Backdating SHA-1 certs is just not on
Mozilla wants to kick Chinese certificate authority (CA) WoSign out of its trust program.
As well as being worried about the certs issued by WoSign, Mozilla accuses the company of buying another CA, StartCom, without telling anyone.
In this lengthy analysis posted to Google Docs, Mozilla says its certificate wonks have “… lost confidence in the ability of WoSign/StartCom to faithfully and competently discharge the functions of a CA.”
That investigation follows on from a huge number of issues Mozilla outlines here.
Those issues include WoSign’s notorious error of issuing a cert for GitHub to a university student.
The Mozilla engineers’ report revolves around SHA-1 certificates.
SHA-1 has been regarded as insecure for years and is therefore being deprecated by all major browsers.
As part of its deprecation process, Mozilla treats new SHA-1 certs as invalid unless the issuing CA completes an approval process – and the report says both WoSign and StartCom fudged the process by backdating new SHA-1s to make it seem they were issued before the January 1, 2016 ban.
It accuses WoSign of acquiring Israeli StartCom without disclosing the change of ownership, which “which we believe violates section 5 of the Mozilla CA Certificate Maintenance Policy”.
Although its media release says StartCom remains independent of WoSign, Mozilla says the former is using the latter’s infrastructure to issue certs.
As an example of the backdating, Mozilla’s investigation documents certificates issued to Australian payments processor Tyro.
It nominates a StartCom SHA-1 certificate logged into Google’s Certificate Transparency project in June this year, but which Mozilla believes was backdated by StartCom.

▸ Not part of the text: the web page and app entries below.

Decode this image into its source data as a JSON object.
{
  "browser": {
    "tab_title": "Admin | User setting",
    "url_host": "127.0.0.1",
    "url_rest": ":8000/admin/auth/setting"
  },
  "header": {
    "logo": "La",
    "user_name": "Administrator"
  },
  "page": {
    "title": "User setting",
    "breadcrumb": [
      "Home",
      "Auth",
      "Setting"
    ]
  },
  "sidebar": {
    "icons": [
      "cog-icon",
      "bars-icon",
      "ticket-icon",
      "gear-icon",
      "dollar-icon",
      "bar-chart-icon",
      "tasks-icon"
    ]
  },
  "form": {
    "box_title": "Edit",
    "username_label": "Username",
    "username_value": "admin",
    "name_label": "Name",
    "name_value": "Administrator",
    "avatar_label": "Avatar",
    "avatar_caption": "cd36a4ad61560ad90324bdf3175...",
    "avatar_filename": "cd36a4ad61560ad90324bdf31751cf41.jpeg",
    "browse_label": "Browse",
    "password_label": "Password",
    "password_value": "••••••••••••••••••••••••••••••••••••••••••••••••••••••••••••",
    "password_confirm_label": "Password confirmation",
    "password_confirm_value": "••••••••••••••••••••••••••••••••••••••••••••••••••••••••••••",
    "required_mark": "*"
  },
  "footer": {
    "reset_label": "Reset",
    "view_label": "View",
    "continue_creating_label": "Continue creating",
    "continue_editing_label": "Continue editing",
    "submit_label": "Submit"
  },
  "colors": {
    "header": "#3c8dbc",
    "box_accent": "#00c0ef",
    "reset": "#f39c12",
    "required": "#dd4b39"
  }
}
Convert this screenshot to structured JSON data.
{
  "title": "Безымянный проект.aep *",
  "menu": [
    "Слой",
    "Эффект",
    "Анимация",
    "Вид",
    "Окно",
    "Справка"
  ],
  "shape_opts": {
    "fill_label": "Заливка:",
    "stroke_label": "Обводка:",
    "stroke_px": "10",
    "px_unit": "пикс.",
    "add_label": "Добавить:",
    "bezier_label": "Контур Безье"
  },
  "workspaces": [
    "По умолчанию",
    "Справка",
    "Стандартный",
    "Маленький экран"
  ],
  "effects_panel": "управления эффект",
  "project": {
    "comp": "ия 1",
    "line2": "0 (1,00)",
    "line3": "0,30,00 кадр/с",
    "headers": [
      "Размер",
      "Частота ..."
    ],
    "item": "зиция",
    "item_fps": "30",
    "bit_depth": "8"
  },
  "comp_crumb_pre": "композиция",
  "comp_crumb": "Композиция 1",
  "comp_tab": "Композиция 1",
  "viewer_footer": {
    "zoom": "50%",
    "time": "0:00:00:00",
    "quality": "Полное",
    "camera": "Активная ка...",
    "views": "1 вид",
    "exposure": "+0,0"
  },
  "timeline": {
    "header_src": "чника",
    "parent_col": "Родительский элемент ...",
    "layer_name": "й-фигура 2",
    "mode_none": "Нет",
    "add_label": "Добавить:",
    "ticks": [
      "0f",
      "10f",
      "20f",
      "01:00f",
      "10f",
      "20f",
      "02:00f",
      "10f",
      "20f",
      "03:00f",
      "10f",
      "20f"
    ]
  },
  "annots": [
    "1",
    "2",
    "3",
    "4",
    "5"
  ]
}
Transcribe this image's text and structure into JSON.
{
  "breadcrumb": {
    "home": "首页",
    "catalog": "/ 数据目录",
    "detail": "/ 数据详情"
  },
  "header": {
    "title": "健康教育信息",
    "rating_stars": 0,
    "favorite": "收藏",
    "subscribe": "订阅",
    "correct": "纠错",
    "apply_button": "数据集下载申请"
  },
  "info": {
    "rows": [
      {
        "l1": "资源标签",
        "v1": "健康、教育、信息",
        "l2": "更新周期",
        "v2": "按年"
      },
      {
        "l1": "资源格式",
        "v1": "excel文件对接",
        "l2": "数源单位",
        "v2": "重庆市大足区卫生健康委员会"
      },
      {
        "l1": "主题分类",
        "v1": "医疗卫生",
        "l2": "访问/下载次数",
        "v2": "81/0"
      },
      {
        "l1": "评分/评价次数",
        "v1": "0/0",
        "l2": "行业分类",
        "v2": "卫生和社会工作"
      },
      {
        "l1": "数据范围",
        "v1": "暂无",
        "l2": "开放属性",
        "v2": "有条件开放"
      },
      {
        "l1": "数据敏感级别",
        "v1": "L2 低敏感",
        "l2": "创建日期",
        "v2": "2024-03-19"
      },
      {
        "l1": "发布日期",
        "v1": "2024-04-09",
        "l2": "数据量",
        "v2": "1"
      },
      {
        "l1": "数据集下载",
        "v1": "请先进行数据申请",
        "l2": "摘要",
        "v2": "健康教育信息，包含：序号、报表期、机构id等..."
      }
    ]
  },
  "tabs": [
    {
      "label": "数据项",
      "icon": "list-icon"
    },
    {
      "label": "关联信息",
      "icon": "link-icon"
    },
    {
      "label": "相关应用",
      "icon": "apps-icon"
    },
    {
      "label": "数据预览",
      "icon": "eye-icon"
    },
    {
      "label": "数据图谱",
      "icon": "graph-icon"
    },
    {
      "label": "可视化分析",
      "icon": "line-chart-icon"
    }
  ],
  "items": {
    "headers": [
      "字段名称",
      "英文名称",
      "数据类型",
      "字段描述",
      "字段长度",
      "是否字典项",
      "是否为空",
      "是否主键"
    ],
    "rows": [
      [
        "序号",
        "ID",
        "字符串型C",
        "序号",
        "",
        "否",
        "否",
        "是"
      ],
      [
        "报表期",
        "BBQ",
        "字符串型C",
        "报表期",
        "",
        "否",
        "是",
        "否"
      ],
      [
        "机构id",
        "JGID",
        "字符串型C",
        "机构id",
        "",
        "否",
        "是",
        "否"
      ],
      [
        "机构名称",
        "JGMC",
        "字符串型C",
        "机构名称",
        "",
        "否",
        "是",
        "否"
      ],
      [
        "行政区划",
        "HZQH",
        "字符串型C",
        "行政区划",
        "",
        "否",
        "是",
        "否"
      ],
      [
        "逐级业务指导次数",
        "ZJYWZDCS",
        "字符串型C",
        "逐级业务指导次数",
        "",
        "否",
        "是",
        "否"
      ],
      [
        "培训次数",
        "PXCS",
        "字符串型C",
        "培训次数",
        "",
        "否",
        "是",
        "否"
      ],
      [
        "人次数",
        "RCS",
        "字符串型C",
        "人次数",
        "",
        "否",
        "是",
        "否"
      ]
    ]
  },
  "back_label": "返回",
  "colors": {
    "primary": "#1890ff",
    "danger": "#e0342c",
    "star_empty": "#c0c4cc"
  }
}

The Register has tried to contact Tyro about this certificate.
There’s also a smackdown for WoSign’s auditors, the Hong Kong office of Ernst & Young, which is says “failed to detect multiple issues they should have detected”.
Mozilla says it wants to “distrust only newly-issued certificates to try and reduce the impact on web users, as both of these CA brands have substantial outstanding certificate corpuses”.
Mozilla is seeking public comment on the issue, in particular to help decide when to implement its proposed ban, and whether WoSign or StartCom need to create new roots before they re-apply to be trusted again.
Interestingly, WoSign issued a media release in China (you’ll need Google Translate for this link) at the beginning of last week, announcing it completed its equity investment in StartCom on September 19. ®